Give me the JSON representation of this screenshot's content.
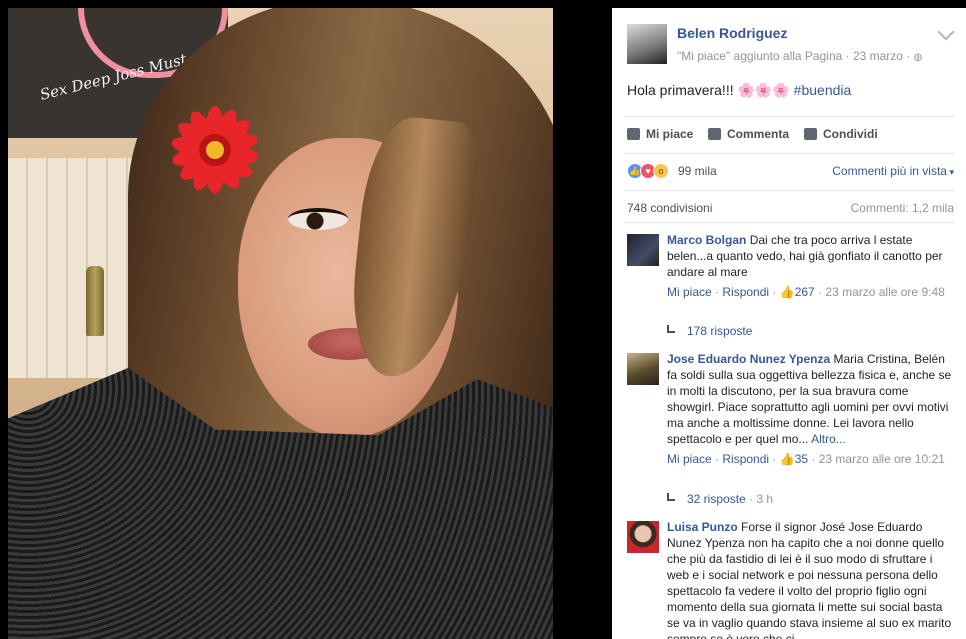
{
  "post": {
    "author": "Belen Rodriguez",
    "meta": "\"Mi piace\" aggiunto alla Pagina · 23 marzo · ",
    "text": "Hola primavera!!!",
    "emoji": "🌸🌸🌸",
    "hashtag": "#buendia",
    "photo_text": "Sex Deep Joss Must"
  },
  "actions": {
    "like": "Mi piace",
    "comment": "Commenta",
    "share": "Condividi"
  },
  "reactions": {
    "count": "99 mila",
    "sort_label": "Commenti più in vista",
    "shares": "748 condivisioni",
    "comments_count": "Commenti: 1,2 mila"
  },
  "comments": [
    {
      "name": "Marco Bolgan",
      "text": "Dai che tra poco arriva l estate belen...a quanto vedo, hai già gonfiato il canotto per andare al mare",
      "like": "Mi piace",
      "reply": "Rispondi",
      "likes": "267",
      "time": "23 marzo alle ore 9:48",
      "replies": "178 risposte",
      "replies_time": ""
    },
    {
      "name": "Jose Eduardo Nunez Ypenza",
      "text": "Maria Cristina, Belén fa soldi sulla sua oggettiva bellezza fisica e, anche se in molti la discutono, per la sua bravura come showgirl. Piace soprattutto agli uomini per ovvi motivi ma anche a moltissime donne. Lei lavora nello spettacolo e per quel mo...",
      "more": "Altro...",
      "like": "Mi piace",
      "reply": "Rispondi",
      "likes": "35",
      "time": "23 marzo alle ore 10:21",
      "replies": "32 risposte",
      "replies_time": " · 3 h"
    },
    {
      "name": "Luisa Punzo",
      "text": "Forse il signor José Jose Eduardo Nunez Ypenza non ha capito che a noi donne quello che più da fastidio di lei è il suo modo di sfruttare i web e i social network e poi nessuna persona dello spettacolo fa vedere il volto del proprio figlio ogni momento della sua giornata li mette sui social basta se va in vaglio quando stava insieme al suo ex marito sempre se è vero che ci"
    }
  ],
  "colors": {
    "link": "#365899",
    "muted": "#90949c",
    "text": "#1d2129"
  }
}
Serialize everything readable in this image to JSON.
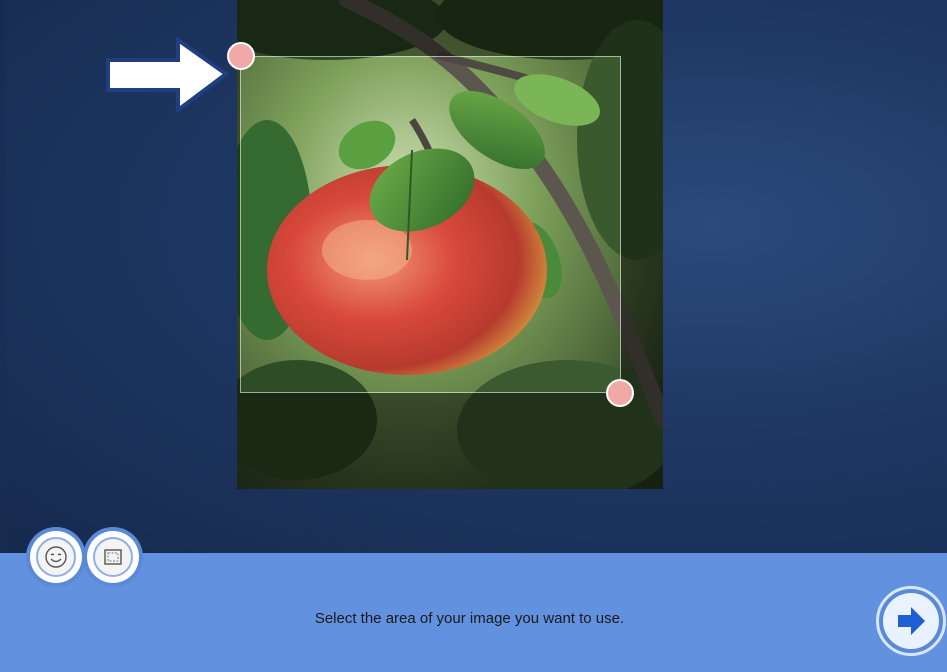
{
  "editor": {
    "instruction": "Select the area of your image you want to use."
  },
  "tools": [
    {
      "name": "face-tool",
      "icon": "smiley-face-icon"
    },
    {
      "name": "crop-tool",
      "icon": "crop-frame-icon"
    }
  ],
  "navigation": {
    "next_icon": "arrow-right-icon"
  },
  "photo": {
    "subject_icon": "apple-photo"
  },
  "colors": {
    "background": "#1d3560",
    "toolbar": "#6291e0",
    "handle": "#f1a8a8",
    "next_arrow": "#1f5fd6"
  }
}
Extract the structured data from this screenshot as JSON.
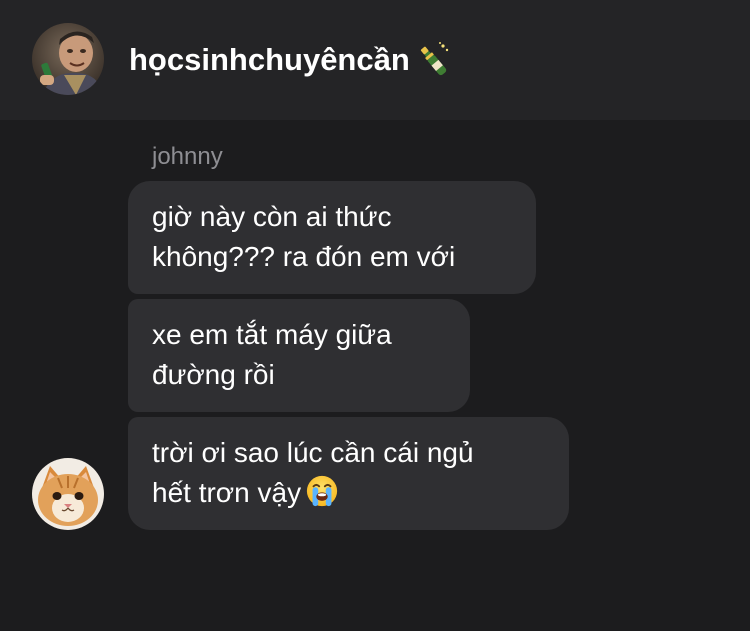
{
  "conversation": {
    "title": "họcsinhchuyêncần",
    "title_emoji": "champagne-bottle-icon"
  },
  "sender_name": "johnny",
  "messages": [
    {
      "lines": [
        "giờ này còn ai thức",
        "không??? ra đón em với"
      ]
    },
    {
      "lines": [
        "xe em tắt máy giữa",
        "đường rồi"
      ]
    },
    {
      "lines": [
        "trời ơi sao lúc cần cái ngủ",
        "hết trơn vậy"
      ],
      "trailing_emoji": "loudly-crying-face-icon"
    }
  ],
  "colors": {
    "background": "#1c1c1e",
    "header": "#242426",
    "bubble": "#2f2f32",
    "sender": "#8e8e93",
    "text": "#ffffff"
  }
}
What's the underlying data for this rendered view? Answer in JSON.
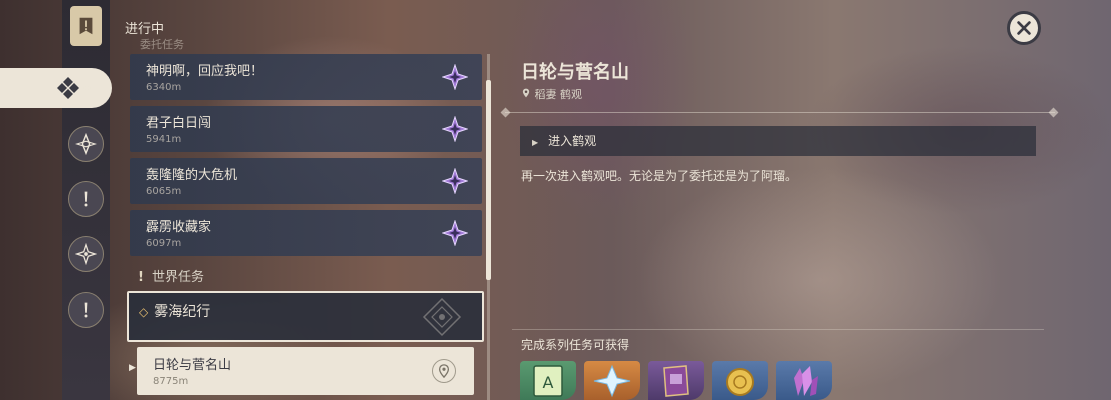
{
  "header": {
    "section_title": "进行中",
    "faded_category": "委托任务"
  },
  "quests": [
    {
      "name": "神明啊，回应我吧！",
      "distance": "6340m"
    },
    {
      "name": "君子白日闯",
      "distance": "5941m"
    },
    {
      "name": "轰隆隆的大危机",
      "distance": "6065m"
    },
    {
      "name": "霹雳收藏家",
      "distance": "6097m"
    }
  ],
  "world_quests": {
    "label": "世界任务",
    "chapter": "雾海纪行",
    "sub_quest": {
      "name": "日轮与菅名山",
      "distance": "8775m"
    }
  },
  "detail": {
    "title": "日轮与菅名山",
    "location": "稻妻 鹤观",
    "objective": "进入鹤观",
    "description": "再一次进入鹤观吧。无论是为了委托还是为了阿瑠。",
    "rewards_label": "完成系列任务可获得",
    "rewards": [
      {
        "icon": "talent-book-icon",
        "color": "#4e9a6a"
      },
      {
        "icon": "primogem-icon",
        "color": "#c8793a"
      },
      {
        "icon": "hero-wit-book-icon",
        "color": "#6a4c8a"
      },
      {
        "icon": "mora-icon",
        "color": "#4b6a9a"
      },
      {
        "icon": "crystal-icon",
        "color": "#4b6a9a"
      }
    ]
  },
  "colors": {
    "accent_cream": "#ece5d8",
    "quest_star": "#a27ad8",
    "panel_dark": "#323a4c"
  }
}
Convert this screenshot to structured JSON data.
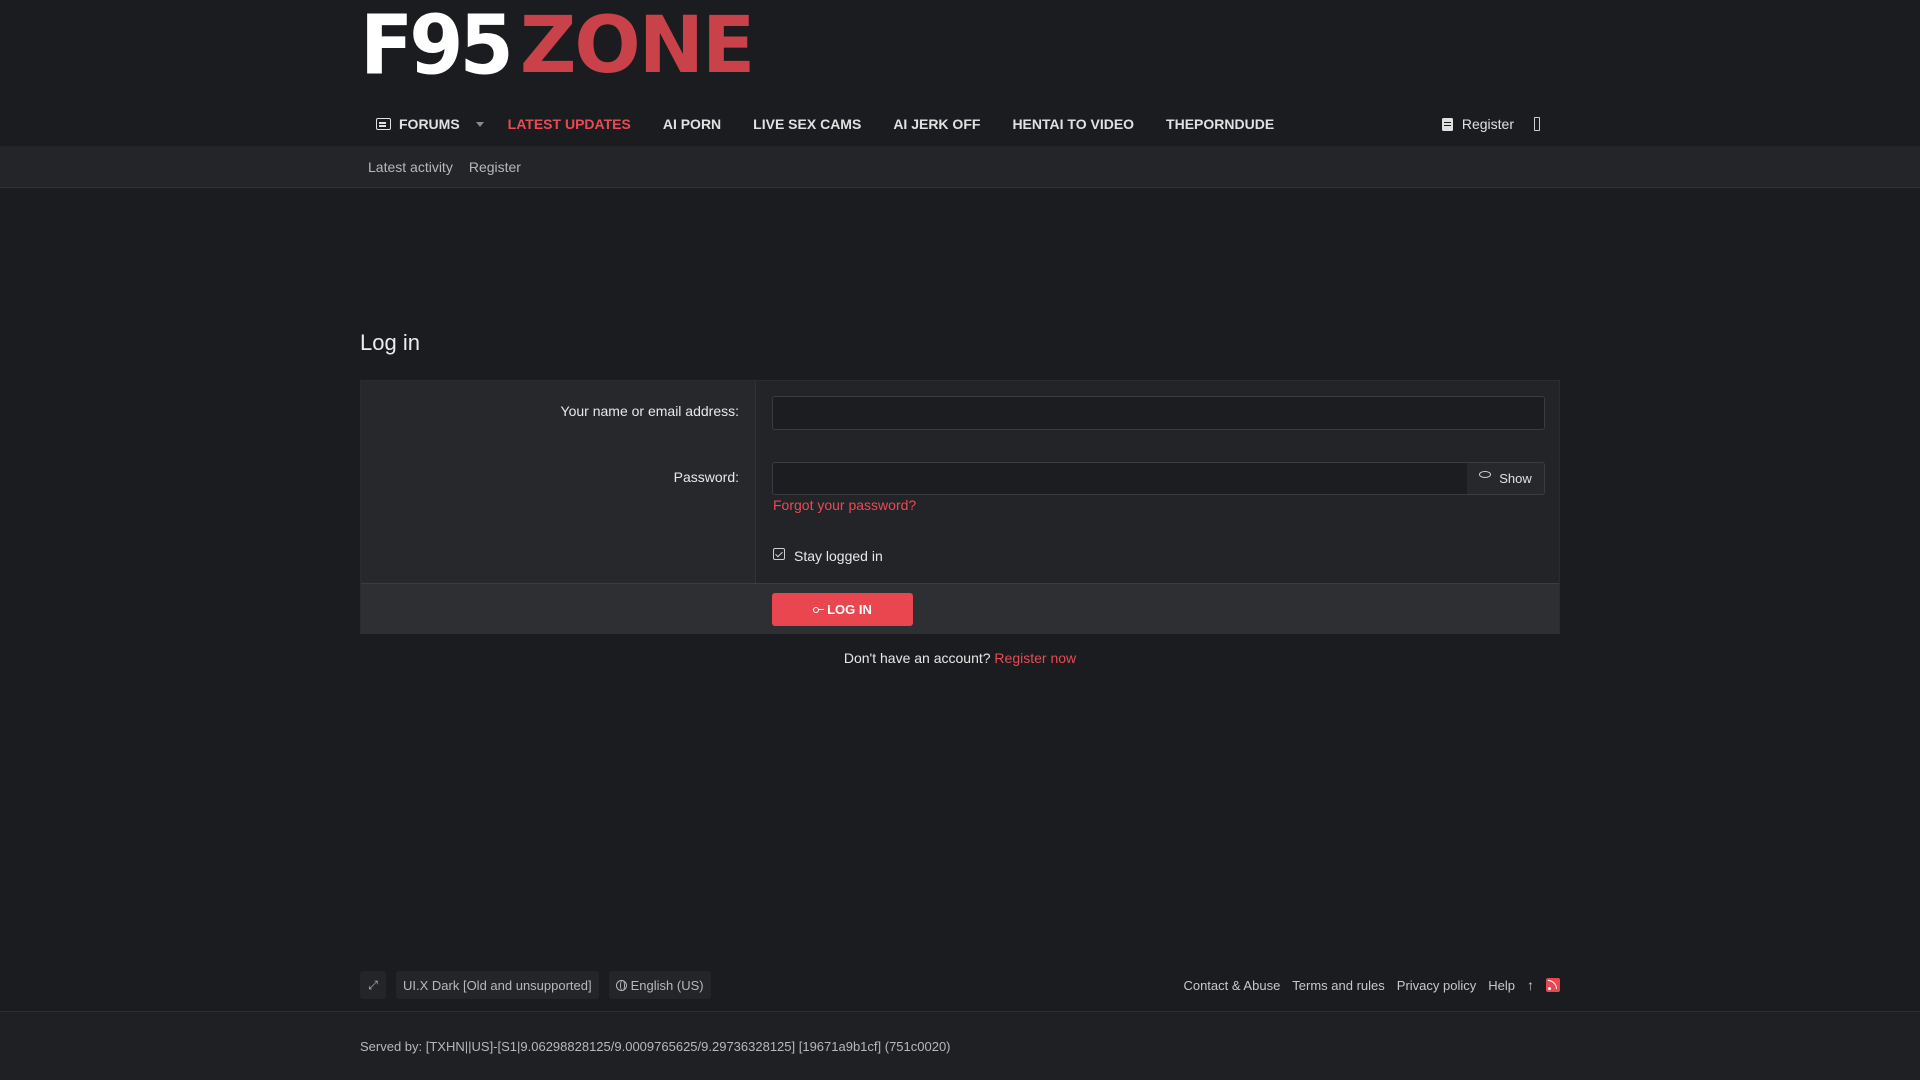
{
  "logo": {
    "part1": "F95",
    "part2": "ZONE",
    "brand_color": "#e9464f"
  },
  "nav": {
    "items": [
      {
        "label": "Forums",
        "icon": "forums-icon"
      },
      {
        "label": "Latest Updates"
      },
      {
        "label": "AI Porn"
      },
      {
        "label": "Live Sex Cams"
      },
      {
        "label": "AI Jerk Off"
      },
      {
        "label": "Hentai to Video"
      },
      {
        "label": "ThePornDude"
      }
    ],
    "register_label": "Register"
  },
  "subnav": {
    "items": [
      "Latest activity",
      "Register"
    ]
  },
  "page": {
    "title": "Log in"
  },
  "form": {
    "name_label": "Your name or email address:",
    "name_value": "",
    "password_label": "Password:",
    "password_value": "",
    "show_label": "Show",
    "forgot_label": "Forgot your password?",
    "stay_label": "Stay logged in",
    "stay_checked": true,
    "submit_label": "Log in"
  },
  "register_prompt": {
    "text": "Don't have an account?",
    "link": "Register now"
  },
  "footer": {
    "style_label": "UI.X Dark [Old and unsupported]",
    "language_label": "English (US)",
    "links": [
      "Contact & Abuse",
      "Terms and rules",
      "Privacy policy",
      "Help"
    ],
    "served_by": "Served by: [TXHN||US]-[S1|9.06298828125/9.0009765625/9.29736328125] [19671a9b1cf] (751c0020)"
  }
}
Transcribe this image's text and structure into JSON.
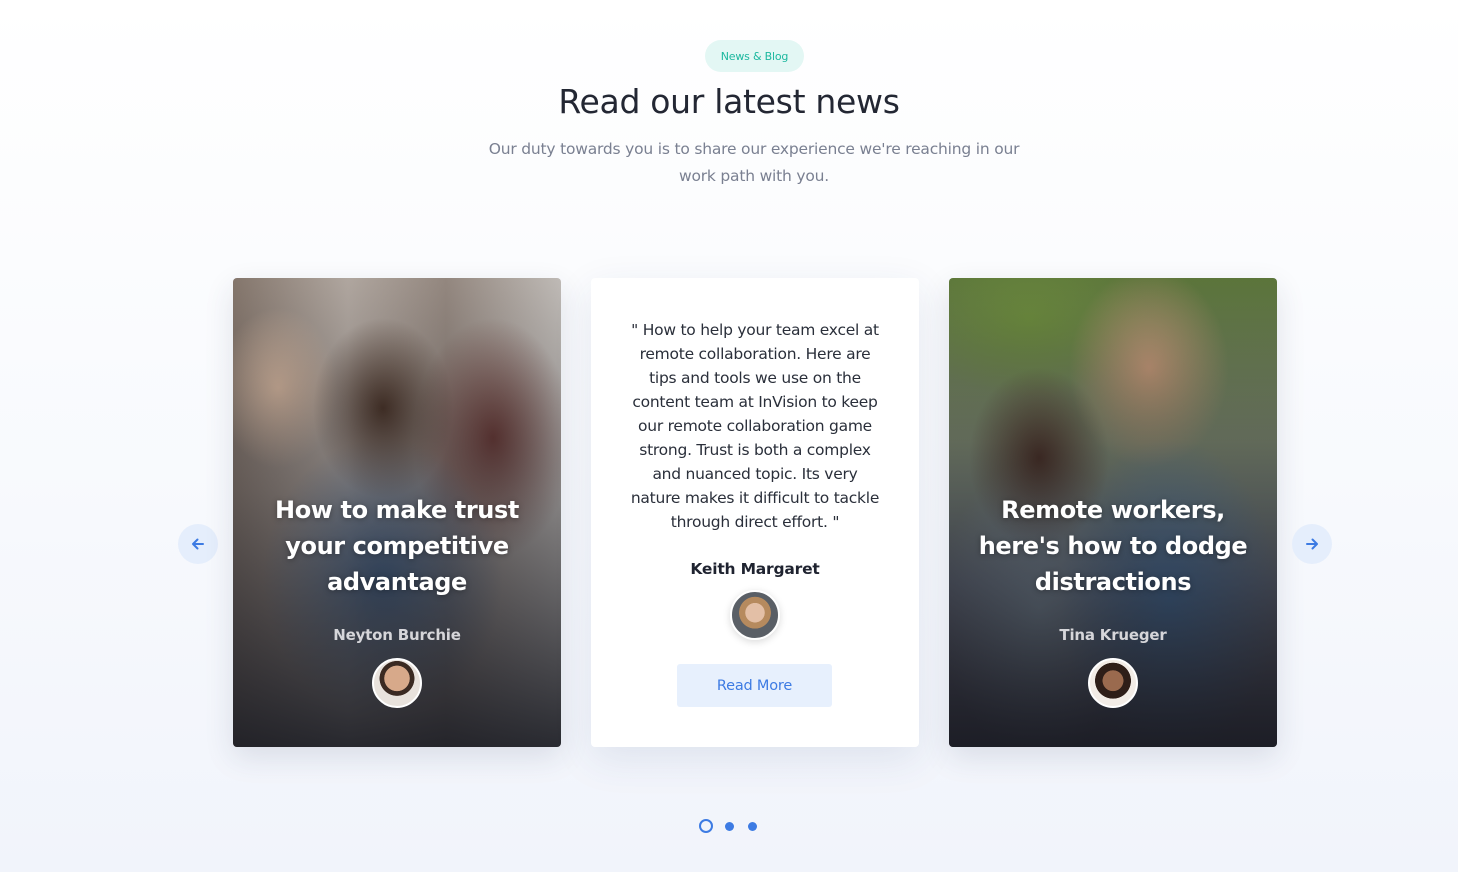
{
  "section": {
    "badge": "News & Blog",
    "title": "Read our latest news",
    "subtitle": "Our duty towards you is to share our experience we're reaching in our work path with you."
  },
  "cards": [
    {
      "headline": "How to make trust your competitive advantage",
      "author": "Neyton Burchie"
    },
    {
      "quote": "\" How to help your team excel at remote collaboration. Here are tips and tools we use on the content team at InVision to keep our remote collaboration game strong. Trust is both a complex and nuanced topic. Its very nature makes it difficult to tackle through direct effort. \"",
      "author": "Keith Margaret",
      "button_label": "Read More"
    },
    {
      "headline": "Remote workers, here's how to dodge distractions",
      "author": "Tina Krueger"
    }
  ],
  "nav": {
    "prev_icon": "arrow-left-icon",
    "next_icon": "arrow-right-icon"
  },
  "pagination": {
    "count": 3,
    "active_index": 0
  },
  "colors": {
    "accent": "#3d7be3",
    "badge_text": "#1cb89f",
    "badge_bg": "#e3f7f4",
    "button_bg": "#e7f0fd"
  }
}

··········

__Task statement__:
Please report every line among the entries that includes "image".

__Reply to the exercise__:
Serialize everything readable in this image to JSON.
    "instruction": "Select the area of your image you want to use."
Transcribe this image's text and structure into JSON.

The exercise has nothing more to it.